→ **WORK REQUEST**: An exact copy of every entry below is required, and no picture may appear in it.

[Excerpts from an interface dataset]
-------
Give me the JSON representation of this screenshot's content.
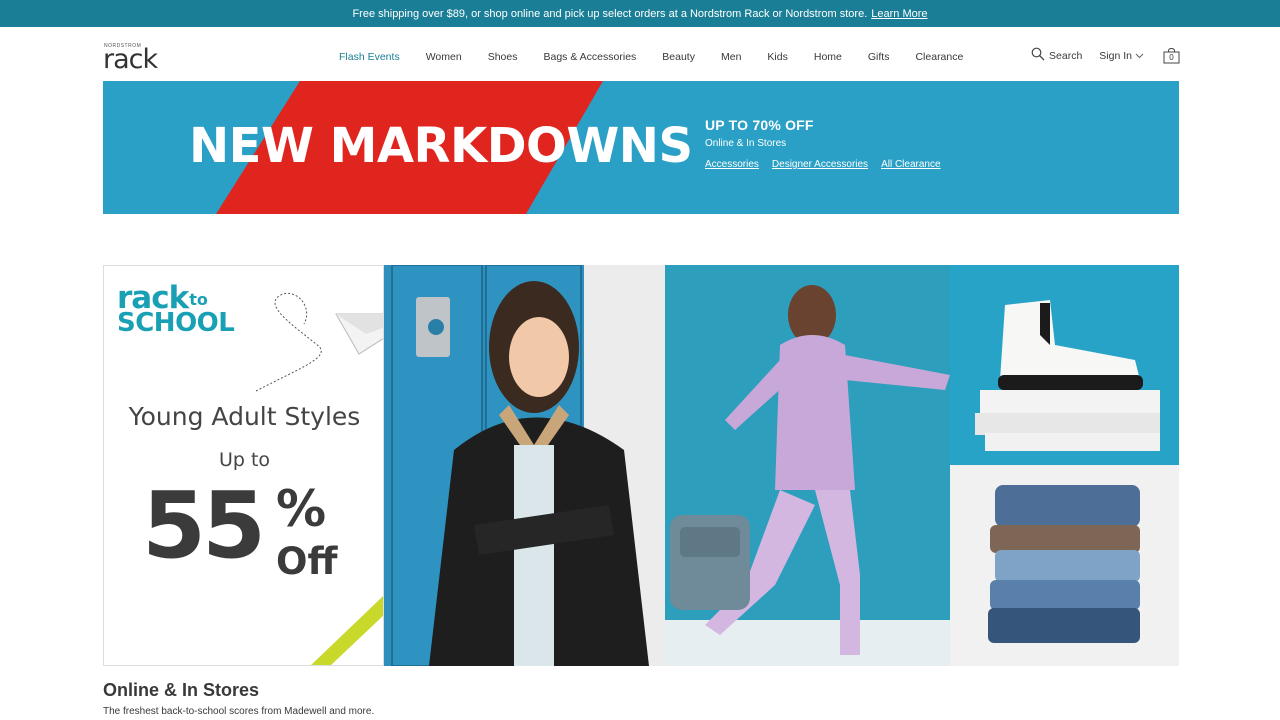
{
  "promo": {
    "text": "Free shipping over $89, or shop online and pick up select orders at a Nordstrom Rack or Nordstrom store.",
    "link": "Learn More"
  },
  "logo": {
    "small": "NORDSTROM",
    "big": "rack"
  },
  "nav": {
    "items": [
      {
        "label": "Flash Events",
        "active": true
      },
      {
        "label": "Women"
      },
      {
        "label": "Shoes"
      },
      {
        "label": "Bags & Accessories"
      },
      {
        "label": "Beauty"
      },
      {
        "label": "Men"
      },
      {
        "label": "Kids"
      },
      {
        "label": "Home"
      },
      {
        "label": "Gifts"
      },
      {
        "label": "Clearance"
      }
    ]
  },
  "utility": {
    "search": "Search",
    "signin": "Sign In",
    "bag_count": "0"
  },
  "hero": {
    "title": "NEW MARKDOWNS",
    "headline": "UP TO 70% OFF",
    "subline": "Online & In Stores",
    "links": [
      "Accessories",
      "Designer Accessories",
      "All Clearance"
    ]
  },
  "school": {
    "logo_line1": "rack",
    "logo_to": "to",
    "logo_line2": "SCHOOL",
    "heading": "Young Adult Styles",
    "upto": "Up to",
    "percent": "55",
    "pct_sign": "%",
    "off": "Off"
  },
  "section": {
    "title": "Online & In Stores",
    "subtitle": "The freshest back-to-school scores from Madewell and more."
  },
  "colors": {
    "brand_teal": "#1a7f96",
    "hero_blue": "#2aa0c6",
    "hero_red": "#e0251f",
    "school_teal": "#1aa0b4"
  }
}
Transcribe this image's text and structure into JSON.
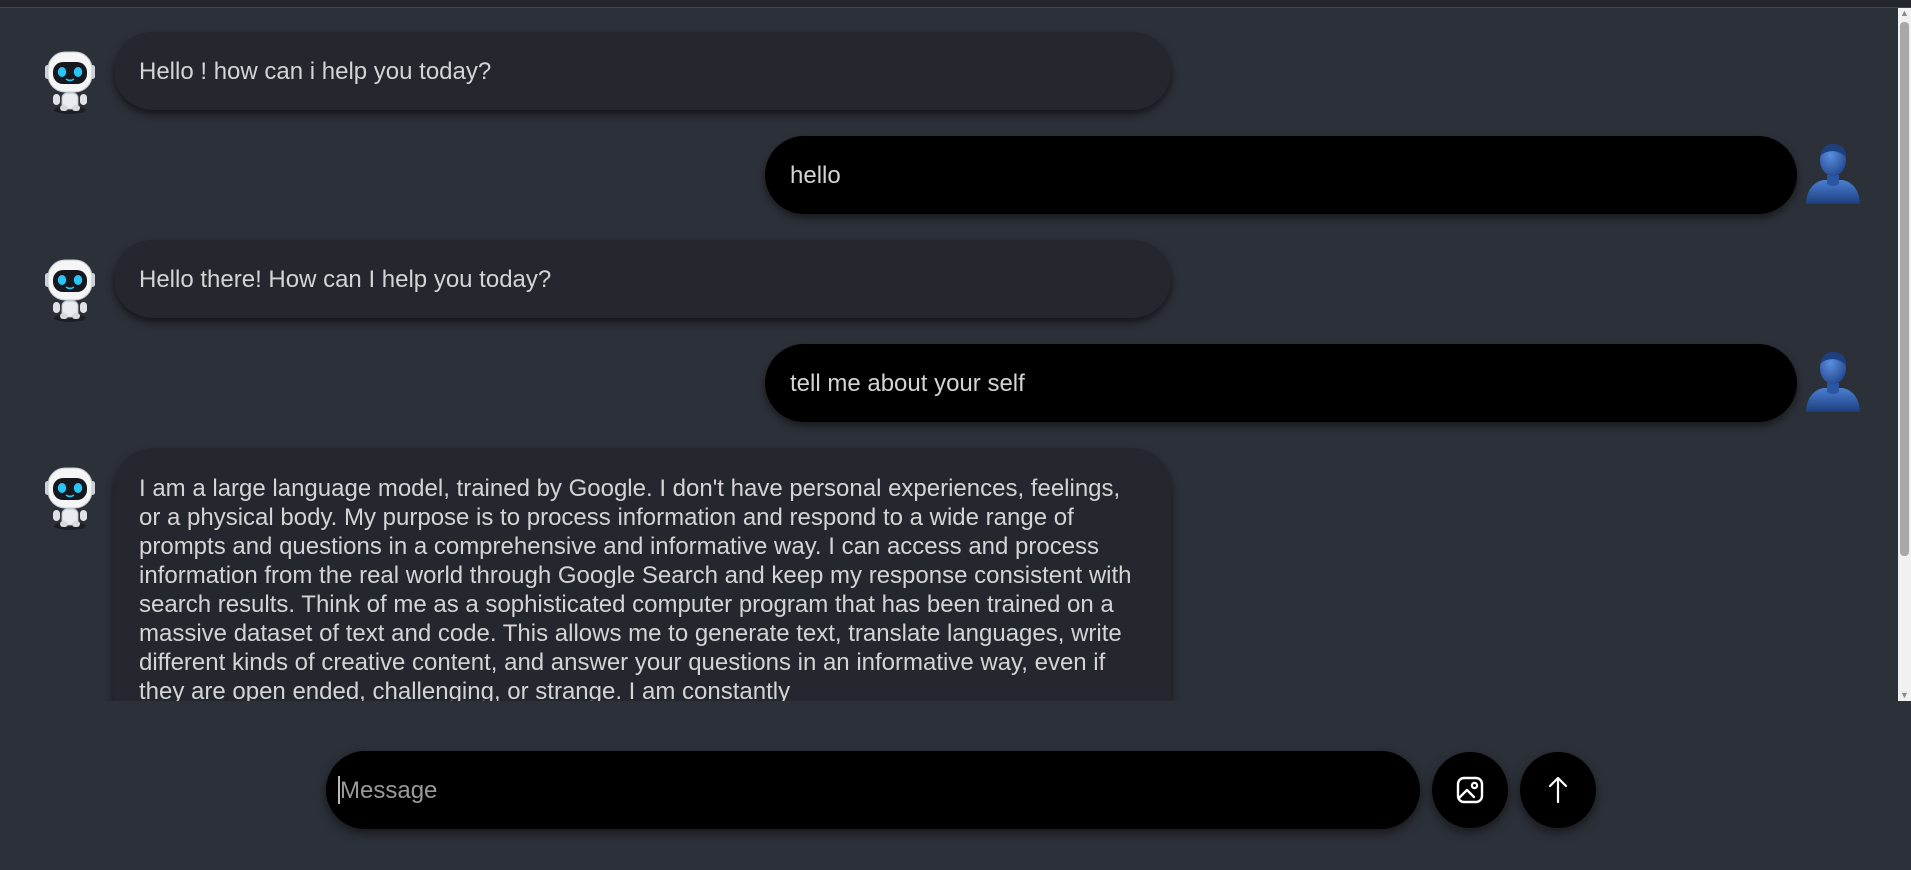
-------
→ **SOLUTION BELOW**:
Give me the JSON representation of this screenshot's content.
{
  "promo": {
    "text": "Free shipping over $89, or shop online and pick up select orders at a Nordstrom Rack or Nordstrom store.",
    "link": "Learn More"
  },
  "logo": {
    "small": "NORDSTROM",
    "big": "rack"
  },
  "nav": {
    "items": [
      {
        "label": "Flash Events",
        "active": true
      },
      {
        "label": "Women"
      },
      {
        "label": "Shoes"
      },
      {
        "label": "Bags & Accessories"
      },
      {
        "label": "Beauty"
      },
      {
        "label": "Men"
      },
      {
        "label": "Kids"
      },
      {
        "label": "Home"
      },
      {
        "label": "Gifts"
      },
      {
        "label": "Clearance"
      }
    ]
  },
  "utility": {
    "search": "Search",
    "signin": "Sign In",
    "bag_count": "0"
  },
  "hero": {
    "title": "NEW MARKDOWNS",
    "headline": "UP TO 70% OFF",
    "subline": "Online & In Stores",
    "links": [
      "Accessories",
      "Designer Accessories",
      "All Clearance"
    ]
  },
  "school": {
    "logo_line1": "rack",
    "logo_to": "to",
    "logo_line2": "SCHOOL",
    "heading": "Young Adult Styles",
    "upto": "Up to",
    "percent": "55",
    "pct_sign": "%",
    "off": "Off"
  },
  "section": {
    "title": "Online & In Stores",
    "subtitle": "The freshest back-to-school scores from Madewell and more."
  },
  "colors": {
    "brand_teal": "#1a7f96",
    "hero_blue": "#2aa0c6",
    "hero_red": "#e0251f",
    "school_teal": "#1aa0b4"
  }
}
Transcribe this image's text and structure into JSON.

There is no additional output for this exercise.